“Advances in Smartwatch sensors and battery life should eventually enable measuring real-time HRV but at the current time, sensors from VitalConnect or from Hexoskin are available.”
VitalConnect, which supplied the HealthPatch, provided this reply when asked to comment on this article:
“At this point, we are focused on the clinical setting and addressing continuous monitoring of patients treated at home, in the hospital setting as well as trying to reduce readmissions. As our company evolves, we will look at other applications as well but our current priority is the clinical setting,” said Ravi Pendse, Director of Product Marketing at VitalConnect

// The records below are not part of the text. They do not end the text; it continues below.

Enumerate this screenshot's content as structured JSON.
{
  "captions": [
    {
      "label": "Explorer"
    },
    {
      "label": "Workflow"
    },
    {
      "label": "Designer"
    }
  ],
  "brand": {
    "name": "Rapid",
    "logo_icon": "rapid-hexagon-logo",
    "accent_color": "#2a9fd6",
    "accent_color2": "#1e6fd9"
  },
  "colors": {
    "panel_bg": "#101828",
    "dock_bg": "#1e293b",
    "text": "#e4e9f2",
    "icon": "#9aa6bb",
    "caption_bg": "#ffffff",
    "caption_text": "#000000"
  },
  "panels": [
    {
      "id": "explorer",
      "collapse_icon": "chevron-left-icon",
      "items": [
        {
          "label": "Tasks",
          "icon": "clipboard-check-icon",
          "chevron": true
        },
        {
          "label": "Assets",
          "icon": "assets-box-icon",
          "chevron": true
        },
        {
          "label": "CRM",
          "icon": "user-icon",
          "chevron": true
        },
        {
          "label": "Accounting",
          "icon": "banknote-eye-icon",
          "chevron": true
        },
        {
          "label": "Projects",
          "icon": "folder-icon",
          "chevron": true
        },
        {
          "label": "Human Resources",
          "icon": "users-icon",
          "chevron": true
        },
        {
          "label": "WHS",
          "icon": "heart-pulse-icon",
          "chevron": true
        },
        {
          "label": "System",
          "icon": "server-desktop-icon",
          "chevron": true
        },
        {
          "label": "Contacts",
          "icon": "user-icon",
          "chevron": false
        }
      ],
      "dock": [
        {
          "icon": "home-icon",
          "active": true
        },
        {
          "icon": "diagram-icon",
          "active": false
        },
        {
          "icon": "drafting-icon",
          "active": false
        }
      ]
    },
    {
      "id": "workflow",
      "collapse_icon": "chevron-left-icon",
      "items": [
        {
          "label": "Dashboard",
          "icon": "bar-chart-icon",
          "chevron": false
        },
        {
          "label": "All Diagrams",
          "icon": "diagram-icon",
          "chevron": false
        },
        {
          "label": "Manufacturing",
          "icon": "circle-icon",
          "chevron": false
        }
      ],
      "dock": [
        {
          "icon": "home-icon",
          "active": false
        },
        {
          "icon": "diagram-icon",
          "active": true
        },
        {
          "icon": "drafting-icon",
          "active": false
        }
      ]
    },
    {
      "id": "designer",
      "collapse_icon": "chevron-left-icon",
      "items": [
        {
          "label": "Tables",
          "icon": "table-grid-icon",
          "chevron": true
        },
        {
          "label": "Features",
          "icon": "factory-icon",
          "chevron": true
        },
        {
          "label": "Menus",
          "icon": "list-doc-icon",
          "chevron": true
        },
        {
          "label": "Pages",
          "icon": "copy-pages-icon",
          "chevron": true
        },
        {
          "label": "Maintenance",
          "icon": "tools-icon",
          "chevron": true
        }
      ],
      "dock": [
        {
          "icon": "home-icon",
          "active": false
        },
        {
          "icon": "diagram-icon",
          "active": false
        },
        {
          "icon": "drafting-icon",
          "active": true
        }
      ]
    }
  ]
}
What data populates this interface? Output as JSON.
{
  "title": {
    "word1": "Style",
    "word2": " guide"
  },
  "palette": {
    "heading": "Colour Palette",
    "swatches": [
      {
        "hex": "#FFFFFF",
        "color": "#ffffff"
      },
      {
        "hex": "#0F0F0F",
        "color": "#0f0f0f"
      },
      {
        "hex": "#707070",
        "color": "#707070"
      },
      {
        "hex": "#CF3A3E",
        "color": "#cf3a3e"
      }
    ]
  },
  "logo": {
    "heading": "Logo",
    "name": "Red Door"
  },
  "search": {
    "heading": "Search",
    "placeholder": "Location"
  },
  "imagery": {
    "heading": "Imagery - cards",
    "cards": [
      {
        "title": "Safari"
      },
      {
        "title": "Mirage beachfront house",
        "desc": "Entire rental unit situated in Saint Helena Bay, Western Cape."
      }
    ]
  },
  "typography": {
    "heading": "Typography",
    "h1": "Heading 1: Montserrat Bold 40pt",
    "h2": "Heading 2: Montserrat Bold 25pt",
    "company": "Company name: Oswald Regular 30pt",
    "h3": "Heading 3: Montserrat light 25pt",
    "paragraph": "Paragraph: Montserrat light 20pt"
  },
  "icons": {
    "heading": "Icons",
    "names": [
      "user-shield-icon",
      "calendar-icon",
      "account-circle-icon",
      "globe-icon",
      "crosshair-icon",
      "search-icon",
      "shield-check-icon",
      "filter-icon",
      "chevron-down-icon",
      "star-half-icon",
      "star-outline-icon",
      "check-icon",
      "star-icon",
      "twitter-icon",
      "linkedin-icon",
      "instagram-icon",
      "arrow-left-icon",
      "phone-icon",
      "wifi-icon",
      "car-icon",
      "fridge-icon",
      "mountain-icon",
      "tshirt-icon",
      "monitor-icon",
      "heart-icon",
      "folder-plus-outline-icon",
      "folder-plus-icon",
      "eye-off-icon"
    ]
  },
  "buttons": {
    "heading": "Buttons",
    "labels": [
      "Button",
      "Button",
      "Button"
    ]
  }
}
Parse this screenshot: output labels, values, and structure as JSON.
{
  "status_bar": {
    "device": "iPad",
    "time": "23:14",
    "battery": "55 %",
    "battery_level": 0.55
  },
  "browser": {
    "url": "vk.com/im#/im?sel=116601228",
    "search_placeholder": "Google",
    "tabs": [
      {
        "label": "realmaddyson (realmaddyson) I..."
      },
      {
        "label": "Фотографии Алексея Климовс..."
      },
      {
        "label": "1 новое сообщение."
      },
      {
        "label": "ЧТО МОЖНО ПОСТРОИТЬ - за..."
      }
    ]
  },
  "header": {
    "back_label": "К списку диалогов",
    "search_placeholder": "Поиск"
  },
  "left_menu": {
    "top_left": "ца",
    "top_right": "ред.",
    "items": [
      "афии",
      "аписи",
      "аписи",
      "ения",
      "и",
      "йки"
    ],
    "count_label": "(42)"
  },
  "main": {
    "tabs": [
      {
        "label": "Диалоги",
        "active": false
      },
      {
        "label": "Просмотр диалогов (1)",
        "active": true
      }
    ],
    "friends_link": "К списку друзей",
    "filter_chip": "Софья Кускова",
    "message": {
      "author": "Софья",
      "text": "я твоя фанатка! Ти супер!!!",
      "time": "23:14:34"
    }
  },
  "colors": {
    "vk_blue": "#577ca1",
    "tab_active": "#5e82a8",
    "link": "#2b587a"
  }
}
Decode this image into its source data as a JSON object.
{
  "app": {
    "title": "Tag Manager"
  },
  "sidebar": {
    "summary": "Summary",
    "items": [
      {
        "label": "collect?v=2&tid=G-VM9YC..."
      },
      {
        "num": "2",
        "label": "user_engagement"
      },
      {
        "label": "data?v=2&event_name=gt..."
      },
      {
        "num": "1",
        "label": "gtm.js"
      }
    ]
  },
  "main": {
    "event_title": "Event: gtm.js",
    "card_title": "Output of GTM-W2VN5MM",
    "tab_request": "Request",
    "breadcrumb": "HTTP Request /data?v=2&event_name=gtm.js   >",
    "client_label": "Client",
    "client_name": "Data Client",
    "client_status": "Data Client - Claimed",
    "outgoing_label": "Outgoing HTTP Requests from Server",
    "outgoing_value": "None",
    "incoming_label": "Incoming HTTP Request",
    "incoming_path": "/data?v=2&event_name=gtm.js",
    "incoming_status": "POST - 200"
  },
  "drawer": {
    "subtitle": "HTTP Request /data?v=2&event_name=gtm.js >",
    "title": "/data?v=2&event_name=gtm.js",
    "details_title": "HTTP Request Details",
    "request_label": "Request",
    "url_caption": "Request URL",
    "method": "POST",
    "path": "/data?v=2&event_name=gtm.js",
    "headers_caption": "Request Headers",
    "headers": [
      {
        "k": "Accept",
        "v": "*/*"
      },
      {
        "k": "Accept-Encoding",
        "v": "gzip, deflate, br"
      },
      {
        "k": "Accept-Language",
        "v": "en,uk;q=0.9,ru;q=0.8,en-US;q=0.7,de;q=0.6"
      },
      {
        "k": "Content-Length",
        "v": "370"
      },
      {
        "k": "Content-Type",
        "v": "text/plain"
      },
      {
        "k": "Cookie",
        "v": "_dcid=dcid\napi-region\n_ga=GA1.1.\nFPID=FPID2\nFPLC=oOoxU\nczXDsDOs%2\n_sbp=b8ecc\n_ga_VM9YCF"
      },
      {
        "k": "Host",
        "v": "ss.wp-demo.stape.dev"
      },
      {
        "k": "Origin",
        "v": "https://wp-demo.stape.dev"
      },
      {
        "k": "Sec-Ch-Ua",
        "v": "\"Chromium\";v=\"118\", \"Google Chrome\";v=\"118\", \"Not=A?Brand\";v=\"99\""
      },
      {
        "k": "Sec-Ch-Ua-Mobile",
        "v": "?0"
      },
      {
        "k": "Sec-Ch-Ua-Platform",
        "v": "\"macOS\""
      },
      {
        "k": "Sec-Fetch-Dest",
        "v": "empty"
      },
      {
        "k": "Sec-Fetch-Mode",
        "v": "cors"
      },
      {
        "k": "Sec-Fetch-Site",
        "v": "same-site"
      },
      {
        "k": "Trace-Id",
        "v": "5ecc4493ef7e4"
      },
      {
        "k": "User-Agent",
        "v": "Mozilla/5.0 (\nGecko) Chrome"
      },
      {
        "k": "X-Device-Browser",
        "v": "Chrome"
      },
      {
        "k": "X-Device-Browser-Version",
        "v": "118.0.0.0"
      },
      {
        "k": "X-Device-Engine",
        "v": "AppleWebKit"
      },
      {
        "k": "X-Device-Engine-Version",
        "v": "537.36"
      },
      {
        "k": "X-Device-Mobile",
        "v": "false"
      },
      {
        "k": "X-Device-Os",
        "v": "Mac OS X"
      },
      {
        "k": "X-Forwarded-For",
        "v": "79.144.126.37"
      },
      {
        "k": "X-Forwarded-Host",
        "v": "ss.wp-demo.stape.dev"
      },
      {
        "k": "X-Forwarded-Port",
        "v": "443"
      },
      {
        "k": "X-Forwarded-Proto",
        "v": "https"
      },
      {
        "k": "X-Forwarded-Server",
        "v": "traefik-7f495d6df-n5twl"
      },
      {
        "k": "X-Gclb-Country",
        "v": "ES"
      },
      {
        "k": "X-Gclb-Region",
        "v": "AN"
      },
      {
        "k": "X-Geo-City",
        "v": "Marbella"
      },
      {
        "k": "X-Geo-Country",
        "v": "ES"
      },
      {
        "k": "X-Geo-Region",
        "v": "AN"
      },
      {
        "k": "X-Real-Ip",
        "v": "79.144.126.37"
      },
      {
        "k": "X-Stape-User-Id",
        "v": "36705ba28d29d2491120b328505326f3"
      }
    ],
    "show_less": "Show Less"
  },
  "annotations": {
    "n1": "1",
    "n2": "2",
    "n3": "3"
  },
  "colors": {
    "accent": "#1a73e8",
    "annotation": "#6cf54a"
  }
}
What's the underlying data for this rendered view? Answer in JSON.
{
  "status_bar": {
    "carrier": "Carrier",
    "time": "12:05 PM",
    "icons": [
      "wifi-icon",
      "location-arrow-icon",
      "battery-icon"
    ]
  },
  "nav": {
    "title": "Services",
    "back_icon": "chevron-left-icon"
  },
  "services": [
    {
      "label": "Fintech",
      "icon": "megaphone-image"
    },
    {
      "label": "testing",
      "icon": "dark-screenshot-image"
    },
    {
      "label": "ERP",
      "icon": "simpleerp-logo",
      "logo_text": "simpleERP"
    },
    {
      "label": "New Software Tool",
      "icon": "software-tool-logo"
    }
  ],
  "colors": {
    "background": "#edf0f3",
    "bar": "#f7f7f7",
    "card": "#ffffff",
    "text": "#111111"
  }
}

To refine the hypo detection process and prevent false positive, Mats says that their next trial will integrate activity measures such as motion sensors so when someone’s heart rate elevates from exercise the algorithm won’t immediately signal the beginning of a hypo event.